The agency is under intense scrutiny because the agency will likely regulate recreational marijuana, with sales to begin next year. Agency heads told lawmakers they're making changes to save money and improve marijuana regulation.

The review paints a picture of an agency mired in administrative inefficiency. According to the audit, the Medical Marijuana Enforcement Division spent an average of almost two years to issue final licensing decisions on applications submitted by August 1, 2010 and 41 percent of those applications are still pending approval.

The audit also says the agency had failed to take any new licensing appointments in the previous six months, "which creates a burden because individuals cannot legally work at a medical marijuana business without a license."

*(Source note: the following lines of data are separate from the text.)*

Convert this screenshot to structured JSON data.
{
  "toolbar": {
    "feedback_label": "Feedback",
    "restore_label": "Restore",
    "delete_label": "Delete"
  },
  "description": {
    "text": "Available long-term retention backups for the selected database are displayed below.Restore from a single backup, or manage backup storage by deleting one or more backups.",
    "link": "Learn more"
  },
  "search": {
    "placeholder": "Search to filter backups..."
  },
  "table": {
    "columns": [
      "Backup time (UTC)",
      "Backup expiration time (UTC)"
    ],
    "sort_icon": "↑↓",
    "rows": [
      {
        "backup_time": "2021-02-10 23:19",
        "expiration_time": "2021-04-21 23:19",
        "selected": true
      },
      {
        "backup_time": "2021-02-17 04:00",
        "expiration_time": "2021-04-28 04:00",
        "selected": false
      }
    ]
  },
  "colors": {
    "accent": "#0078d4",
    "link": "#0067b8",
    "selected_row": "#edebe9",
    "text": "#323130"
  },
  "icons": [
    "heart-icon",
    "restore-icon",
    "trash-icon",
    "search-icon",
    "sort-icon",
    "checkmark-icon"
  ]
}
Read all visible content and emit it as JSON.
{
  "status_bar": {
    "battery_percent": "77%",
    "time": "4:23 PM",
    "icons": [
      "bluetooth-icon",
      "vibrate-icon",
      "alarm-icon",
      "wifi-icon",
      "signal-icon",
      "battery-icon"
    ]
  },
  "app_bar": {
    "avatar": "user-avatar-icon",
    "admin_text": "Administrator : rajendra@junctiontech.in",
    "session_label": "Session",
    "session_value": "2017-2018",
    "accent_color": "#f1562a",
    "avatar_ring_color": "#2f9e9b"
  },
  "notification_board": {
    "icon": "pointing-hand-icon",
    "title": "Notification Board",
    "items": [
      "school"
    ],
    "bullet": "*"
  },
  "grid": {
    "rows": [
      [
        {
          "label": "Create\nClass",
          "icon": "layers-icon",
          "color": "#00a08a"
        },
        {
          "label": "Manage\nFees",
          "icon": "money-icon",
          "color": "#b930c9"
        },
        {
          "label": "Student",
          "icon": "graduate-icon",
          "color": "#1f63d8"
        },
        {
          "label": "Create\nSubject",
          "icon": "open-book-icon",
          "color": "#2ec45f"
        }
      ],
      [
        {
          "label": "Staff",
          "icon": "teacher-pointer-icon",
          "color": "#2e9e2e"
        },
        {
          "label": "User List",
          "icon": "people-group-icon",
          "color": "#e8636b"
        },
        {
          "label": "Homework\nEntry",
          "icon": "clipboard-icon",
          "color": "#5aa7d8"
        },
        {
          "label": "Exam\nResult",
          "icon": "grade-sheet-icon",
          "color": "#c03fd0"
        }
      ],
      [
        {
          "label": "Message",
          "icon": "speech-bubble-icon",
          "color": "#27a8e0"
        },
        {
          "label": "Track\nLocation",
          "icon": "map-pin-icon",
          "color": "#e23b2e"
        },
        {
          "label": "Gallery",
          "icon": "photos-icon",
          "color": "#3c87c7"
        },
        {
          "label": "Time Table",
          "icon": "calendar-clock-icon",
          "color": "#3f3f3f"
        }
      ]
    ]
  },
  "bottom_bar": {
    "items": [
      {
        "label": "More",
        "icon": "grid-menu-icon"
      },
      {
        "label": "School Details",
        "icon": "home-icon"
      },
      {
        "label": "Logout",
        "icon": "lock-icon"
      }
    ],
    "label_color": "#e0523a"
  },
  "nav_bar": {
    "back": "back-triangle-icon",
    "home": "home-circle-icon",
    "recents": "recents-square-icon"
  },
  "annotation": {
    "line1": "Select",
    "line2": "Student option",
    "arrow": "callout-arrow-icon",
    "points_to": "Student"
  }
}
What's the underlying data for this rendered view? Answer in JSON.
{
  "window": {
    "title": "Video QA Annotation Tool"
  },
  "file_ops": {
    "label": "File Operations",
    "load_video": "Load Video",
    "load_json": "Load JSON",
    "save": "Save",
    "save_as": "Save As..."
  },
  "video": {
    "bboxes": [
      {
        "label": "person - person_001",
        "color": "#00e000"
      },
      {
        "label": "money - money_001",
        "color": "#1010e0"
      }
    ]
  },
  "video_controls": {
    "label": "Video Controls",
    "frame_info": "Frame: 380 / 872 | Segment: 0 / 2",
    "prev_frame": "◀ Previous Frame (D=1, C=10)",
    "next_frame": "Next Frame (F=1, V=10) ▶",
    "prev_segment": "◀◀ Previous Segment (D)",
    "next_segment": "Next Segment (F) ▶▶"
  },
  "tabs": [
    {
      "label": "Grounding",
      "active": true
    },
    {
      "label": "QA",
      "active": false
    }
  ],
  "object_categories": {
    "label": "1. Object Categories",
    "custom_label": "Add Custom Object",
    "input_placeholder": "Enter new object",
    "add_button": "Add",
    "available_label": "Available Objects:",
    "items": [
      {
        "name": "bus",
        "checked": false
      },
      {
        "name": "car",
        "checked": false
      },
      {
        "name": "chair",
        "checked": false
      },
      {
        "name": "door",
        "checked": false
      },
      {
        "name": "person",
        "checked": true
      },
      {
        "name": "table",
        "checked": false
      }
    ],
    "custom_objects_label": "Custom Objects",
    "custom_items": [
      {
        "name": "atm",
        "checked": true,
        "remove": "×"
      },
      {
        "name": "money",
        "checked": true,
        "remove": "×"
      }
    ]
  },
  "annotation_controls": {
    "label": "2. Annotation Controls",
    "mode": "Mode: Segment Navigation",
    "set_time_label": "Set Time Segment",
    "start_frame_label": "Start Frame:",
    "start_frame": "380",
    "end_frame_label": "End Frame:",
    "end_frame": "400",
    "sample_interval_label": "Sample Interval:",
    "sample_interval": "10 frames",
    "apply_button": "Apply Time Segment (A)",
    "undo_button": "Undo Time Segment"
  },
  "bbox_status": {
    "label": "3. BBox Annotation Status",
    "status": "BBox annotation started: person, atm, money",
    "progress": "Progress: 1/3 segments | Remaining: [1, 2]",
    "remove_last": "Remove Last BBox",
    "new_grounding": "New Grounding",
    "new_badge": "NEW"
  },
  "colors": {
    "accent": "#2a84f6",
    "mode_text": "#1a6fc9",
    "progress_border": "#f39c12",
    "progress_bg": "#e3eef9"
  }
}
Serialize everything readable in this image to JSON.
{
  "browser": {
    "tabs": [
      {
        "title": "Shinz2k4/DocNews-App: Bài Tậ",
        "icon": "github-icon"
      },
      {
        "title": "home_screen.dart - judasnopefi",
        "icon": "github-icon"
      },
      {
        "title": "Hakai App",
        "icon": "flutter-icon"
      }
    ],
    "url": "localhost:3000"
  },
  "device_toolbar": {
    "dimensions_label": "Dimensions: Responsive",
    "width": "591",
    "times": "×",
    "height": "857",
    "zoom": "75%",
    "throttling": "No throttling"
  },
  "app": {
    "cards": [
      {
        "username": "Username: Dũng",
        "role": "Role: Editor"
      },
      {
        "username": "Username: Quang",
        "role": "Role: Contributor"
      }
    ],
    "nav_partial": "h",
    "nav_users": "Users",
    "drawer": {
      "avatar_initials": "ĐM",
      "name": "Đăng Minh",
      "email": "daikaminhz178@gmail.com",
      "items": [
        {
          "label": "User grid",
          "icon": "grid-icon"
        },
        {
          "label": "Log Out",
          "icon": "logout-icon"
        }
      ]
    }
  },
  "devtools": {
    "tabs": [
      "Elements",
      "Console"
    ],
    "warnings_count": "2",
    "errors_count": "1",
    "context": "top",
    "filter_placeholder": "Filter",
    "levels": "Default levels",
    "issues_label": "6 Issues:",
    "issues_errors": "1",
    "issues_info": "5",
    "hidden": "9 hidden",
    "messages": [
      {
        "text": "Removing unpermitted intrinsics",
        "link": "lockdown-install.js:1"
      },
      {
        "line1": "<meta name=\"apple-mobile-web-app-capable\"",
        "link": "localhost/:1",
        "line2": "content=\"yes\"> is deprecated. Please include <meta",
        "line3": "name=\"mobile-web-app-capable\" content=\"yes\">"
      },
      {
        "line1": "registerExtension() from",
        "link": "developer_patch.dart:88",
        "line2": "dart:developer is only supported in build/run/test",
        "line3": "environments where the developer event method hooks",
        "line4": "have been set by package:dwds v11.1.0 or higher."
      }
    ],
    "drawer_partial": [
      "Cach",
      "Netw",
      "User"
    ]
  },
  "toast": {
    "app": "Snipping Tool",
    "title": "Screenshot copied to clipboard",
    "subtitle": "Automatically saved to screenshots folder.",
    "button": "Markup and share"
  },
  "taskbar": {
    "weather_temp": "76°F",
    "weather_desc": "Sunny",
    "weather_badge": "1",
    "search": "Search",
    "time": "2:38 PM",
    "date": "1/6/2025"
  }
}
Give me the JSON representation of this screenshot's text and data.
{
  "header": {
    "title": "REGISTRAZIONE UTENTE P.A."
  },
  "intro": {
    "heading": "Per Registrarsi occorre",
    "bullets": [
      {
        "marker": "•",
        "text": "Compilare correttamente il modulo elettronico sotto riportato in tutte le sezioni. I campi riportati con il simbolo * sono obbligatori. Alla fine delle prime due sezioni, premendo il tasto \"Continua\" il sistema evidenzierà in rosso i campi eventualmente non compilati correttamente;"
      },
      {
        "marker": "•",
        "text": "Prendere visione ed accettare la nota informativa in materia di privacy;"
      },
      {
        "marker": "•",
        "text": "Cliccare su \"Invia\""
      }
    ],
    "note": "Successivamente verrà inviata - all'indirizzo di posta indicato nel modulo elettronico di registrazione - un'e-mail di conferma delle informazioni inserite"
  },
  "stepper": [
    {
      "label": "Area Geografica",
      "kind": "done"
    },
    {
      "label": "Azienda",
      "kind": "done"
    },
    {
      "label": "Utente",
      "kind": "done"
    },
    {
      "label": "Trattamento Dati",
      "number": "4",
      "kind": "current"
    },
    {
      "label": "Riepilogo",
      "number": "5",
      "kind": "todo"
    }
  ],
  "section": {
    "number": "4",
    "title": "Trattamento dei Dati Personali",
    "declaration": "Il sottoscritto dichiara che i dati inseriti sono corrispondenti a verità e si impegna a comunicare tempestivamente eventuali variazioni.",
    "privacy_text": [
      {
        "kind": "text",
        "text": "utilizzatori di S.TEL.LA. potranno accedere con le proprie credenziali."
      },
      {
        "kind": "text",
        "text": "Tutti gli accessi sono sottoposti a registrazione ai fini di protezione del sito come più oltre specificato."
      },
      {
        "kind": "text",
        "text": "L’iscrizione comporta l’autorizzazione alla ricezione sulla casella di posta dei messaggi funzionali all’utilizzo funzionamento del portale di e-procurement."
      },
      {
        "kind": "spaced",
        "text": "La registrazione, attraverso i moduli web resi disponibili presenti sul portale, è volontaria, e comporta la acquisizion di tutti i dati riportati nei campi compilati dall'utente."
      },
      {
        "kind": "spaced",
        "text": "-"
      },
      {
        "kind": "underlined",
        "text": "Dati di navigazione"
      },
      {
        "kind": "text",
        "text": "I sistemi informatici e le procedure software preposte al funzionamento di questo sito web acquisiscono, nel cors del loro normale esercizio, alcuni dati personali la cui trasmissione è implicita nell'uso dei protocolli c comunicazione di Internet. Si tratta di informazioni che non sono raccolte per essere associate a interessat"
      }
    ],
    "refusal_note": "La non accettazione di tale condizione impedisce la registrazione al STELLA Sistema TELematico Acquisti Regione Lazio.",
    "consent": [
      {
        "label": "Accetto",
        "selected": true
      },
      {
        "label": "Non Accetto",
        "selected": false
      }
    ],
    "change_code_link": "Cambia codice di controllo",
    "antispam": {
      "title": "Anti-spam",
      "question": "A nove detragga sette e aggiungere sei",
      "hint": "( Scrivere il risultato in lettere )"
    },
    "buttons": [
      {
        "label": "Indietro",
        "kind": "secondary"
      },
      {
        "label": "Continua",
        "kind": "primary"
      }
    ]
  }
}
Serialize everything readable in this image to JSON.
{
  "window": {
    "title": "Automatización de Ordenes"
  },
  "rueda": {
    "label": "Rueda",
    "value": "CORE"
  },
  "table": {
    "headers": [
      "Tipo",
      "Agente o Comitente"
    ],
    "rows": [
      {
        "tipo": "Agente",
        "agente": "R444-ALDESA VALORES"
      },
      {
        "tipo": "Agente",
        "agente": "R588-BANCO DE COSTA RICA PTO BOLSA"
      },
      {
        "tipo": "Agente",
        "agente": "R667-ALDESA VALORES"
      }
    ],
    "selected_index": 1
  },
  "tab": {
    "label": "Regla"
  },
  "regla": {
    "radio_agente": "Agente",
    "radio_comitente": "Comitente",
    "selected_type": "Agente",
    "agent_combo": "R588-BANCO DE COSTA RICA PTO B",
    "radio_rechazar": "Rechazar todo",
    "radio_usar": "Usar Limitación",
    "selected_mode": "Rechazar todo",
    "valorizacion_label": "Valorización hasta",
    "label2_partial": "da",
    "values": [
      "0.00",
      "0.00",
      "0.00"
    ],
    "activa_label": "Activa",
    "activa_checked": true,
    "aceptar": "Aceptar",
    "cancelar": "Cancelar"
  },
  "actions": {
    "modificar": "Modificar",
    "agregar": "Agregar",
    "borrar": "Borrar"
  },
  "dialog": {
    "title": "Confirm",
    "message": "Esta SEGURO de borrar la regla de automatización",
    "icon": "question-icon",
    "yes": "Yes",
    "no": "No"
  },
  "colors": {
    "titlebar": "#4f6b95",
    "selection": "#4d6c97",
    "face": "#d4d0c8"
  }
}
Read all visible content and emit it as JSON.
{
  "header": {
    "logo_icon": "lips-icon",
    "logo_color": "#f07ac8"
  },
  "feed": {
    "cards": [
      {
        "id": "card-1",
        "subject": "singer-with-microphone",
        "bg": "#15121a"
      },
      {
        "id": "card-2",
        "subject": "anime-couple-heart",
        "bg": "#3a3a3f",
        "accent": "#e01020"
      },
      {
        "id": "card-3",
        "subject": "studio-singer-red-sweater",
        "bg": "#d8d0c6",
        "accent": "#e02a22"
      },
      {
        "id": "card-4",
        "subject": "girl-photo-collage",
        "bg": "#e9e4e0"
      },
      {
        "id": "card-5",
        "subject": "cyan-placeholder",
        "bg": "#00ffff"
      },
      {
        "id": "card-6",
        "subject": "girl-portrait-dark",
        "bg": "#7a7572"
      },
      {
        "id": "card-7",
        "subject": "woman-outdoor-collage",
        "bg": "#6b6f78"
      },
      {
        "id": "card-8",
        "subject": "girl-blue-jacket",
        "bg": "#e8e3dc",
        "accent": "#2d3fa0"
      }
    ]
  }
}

Marijuana tourism is one of the biggest questions facing pot regulators in Colorado. A special legislative panel looking at marijuana regulations plans to discuss the question Friday.

The constitutional amendment approved by voters last year allows marijuana use by adults over 21. It doesn't specify whether only Colorado residents can use the drug, prompting speculation about marijuana tourism.

A Colorado task force made up of law enforcement, government officials and marijuana advocates recommended that the state Legislature not step in. The task force says out-of-state visitors should be able to buy marijuana as long as they don't take it home. However, many state lawmakers are appalled at the idea of pot tourism.